Are hot flashes making you lose sleep?
Updated: Aug 25, 2019
I have begun to notice a shift in our conversations when I get together with my girlfriends. It goes something like this:
Friend A: "Do you ever get hot flashes?"
Friend B: "Not sure... sometimes, I think so...but maybe it's just the summer. It's very humid."
Friend A: "I think I have been getting them."
Friend C: "Are you sure? Aren't we supposed to be getting this later?"
Friend B: "We're actually getting to that age..."
For some of us, menopause is just around the corner. We may even be wondering if we have, in fact, already hit perimenopause. I, myself, have even spoken with one of my friends about it and asked her what the transition into menopause was like.
For some, the transition is pretty smooth. My mother says she never experienced any negative symptoms.
For others, though, the transition is rough. They experience depression, anxiety, headaches, dizziness, vertigo, and hot flashes. A friend was told that she could undergo hormone replacement therapy to help with the transition. She promptly rejected it as she had worked for a long time privy to information on such treatments and -- well, she was acquainted with the research on its effects. So, while an option, she decided to forego the therapy in favour of eating well and making lifestyle changes. She also participated in a clinical trial of a form of treatment that she says helped her as well.
All of this to say that menopause is a major period of transition for us, and it affects us on so many levels. Since menopause does affect us physically, psychologically, and hormonally, it isn't surprising to learn that many women experience sleep troubles during this period:
"From peri-menopause to post-menopause, women report the most sleeping problems. Most notably, these include hot flashes, mood disorders, insomnia and sleep-disordered breathing. Sleep problems are often accompanied by depression and anxiety."(https://www.sleepfoundation.org/articles/menopause-and-sleep)
Mid-life tends to be a particularly stressful time. People are balancing their family life, careers, and the taking care of older generations. Some people are looking to make a change in their lifestyle (as we know, mid-life can do this to a person), but they may be wondering how they can make that change, given all of their responsibilities. In fact, the very knowledge that they are entering into the next phase of their lives may, itself, be a cause of stress and anxiety. It's no wonder that many women experience insomnia during this period.
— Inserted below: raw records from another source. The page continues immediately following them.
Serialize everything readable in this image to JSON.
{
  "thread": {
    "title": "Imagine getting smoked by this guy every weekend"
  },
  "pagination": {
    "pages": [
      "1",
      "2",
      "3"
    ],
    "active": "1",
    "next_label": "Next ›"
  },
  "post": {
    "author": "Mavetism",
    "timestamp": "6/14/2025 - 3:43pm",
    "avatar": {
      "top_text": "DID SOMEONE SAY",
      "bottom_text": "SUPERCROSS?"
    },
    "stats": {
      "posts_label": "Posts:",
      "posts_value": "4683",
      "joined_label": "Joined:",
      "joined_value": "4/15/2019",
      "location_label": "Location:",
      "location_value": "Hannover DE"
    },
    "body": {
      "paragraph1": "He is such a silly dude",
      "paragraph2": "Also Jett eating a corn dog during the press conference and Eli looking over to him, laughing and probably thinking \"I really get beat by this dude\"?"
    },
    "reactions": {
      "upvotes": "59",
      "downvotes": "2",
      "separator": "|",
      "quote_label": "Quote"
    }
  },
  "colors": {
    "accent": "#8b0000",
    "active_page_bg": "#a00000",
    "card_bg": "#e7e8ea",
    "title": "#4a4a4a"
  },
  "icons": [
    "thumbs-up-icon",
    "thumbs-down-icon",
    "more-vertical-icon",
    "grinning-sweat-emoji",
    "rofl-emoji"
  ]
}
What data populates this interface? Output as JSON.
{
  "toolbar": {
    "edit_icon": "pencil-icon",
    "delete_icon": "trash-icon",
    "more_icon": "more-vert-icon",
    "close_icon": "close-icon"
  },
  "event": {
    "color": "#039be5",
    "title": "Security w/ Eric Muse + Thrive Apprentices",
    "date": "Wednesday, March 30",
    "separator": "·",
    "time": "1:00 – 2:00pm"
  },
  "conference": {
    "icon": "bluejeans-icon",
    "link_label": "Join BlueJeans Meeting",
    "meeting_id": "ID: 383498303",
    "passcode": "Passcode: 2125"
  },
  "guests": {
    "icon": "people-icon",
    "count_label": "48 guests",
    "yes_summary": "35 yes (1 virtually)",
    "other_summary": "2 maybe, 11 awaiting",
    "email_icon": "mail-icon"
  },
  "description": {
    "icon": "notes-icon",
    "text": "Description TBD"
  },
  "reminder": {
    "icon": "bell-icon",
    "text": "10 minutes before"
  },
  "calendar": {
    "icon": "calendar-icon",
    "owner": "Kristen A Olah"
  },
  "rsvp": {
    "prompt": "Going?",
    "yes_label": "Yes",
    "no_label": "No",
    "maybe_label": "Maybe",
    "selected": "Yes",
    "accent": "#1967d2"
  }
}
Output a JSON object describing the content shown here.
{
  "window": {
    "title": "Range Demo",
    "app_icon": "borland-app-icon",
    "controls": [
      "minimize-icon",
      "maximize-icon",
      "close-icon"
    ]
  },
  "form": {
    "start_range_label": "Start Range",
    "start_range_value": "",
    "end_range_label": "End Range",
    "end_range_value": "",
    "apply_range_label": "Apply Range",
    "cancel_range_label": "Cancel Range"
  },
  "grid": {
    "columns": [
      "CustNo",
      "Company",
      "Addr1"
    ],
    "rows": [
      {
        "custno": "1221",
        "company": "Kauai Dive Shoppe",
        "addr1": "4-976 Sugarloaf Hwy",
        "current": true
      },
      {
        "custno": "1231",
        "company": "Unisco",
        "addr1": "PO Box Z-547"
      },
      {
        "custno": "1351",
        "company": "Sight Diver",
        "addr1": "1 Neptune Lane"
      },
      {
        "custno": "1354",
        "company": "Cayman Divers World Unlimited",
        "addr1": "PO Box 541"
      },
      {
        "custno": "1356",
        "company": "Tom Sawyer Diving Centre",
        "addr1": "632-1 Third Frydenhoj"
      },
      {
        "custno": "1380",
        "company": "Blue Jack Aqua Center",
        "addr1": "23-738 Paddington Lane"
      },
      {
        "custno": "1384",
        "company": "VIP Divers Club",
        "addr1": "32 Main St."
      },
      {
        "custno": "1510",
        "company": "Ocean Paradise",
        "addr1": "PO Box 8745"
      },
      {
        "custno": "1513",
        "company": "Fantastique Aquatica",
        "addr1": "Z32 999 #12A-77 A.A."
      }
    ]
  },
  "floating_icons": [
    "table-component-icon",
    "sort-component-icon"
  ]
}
If you aren't sleeping as well as you have in the past, know that you are not alone. If you are experiencing insomnia, remember that one way to overcome it is by learning how to regulate emotions and thoughts. Here's a blog entry that you might find useful: https://www.sleepwellblog.org/post/calm-your-thoughts-to-fall-asleep
As we transition into menopause, women also have a tendency to gain weight because of hormonal changes as well as changes in lifestyle that are often associated with ageing. For instance, people are less physically active in general. This weight gain increases the likelihood of developing obstructive sleep apnea (OSA). If so, this means that when you are sleeping, your throat muscles relax and your airway becomes blocked, making breathing difficult. When you stop breathing (this is called an apnea), the drop in oxygen will cause you to awaken long enough to clear your airway and breathe once again. Unfortunately, this process will go on to repeat itself throughout the night.
Imagine what this does to sleep quality.
In fact, sleep apnea is a serious condition that leads to fragmented sleep and is related to high blood pressure and type 2 diabetes. Some signs of sleep apnea include snoring and daytime fatigue. If you suspect that you have sleep apnea, please consultant your physician.
What can you do to lessen your chances of developing sleep apnea?
Make sure to eat well and exercise. Sleeping on your side also helps.
Hot Flashes and Night Sweats
Although not all of us will experience hot flashes, many women will. It often begins suddenly when an intense warmth is felt on the face, neck, and chest. Needless to say, if you experience a hot flash while sleeping, the night sweats that accompany it will be uncomfortable and may cause you to wake up. It's not uncommon to notice that your bed sheets are soaked in perspiration. Nice (not).
Because of issues with hormone replacement therapy, you may want to know what other methods you can use to deal with hot flashes. One is to make sure that you avoid triggers like stress, wearing tight nightclothes, using heavy blankets, sleeping in warm rooms, and eating spicy food. A change in diet and lifestyle can help. Eating soy (and I would suggest finding one that is non-GMO to avoid glyphosate...just an aside since I also coach on healthy eating) may help with hot flashes.
So, just to recap, here are some tips to consider as some of us begin the transition into menopause:
Eat healthy foods, especially phytoestrogen-rich foods
Get physically active
Make sure that you practice sleep hygiene, making sure that your sleep environment is cool and that you are wearing loose and comfortable nightclothes
Sleep on your side
Keep stress at bay
I hope this entry provides you with some helpful tips. I am sure that some of you may have insights to share with us as well.
Have you been going through this transition? What tips do you have to share? We would love to know. Send us a message or post a comment on this blog or to our Facebook page.